Monday, July 09, 2007

Excellent Matt Helm article

Ed here: Even though I'm no fan of Dean Martin or the Matt Hem movies, Mathhew Bradley, one of the best of all writers on popular cuture, manages to make both subjects a lot more interesting than they deserve to be in his long piece now availavble on Cinema Retro.

Matthew Bradley:

When JFK revealed his fondness for the James Bond books by Ian Fleming, and 007—ably embodied by Sean Connery—struck box-office gold with Dr. No (1962) and its sequels, the resultant “Bondmania” set off a spy craze manifested in everything from atmospheric adaptations of Len Deighton and John le CarrĂ© to tongue-in-cheek secret agents on screens small and large. Perhaps the most successful of the latter was Matt Helm, a singing and swinging spy played in four films for Columbia Pictures by Rat Pack member Dean Martin, who unlike Connery shared in the profits from the outset via his own company, Meadway-Claude Productions. The former partner of Bond producer Albert R. “Cubby” Broccoli - Irving Allen - was playing catch-up after deeming Fleming’s work unworthy of filming, which speeded his breakup with Broccoli. But ironically, his quartet of quintessential spy spoofs was actually based on a series of gritty Gold Medal paperback originals by Donald Hamilton that had been launched by Fawcett before Kennedy was even in office, or Connery started shaking his martinis.

For the rest go here:


Cap'n Bob said...

I just finished a Donald Hamilton western and the writing raised it far above the standard range war story this might have been in lesser hands.

Anonymous said...

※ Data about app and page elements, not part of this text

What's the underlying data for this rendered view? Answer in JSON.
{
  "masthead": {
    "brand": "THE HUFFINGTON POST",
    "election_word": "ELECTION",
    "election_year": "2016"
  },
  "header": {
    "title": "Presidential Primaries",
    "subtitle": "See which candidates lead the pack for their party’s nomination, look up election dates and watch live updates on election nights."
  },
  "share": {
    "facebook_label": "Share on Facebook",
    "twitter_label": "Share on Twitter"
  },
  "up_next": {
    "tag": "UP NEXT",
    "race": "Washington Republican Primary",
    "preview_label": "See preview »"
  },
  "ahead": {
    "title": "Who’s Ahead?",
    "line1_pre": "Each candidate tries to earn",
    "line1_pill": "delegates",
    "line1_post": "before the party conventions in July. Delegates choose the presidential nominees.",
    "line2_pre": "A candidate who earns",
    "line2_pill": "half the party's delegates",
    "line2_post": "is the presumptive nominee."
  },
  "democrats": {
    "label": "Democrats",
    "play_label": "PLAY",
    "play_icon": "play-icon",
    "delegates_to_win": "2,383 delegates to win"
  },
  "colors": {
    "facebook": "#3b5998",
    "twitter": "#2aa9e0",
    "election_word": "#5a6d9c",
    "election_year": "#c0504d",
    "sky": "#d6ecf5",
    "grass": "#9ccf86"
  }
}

The movies were over in about four years, while the books continued for another 25 years, so I don't think Dino did Matt much harm during Hamilton's lifetime. But I suspect the general public, now, remembers the movies more than the books, so that it would be difficult to get a dead-serious version made.